WORK INSTRUCTIONS —
Among the records below, determine how many lines have the word "Template" in them; output only the number.

(Website and app data records)

**********

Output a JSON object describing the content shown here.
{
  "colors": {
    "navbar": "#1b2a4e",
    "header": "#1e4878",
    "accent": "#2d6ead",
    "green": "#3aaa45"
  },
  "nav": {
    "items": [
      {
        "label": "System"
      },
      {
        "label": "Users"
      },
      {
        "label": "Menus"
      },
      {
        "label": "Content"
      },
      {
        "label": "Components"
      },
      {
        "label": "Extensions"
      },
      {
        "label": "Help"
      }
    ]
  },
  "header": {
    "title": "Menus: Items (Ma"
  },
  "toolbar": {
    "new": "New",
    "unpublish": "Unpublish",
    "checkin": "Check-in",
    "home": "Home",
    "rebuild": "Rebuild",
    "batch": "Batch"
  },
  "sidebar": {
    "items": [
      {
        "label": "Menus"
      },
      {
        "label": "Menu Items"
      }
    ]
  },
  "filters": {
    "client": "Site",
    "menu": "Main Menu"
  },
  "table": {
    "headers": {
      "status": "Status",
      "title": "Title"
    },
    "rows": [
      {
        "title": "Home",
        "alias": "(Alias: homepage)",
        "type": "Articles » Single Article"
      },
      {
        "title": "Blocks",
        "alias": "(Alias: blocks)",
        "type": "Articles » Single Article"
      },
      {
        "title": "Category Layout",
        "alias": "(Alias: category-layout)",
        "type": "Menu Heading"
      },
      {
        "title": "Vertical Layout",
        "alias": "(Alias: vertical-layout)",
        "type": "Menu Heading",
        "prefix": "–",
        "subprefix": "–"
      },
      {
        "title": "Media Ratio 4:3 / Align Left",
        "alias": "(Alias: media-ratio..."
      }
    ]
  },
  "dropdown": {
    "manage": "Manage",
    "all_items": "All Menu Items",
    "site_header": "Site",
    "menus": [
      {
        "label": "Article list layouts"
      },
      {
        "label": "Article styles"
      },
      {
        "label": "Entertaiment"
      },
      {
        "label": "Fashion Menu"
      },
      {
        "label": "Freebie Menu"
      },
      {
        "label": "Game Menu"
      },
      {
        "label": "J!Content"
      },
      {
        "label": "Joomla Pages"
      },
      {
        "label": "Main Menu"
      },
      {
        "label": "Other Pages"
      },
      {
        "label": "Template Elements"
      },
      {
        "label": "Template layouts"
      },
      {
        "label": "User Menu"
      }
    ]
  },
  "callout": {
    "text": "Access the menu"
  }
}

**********

TASK RESPONSE —
2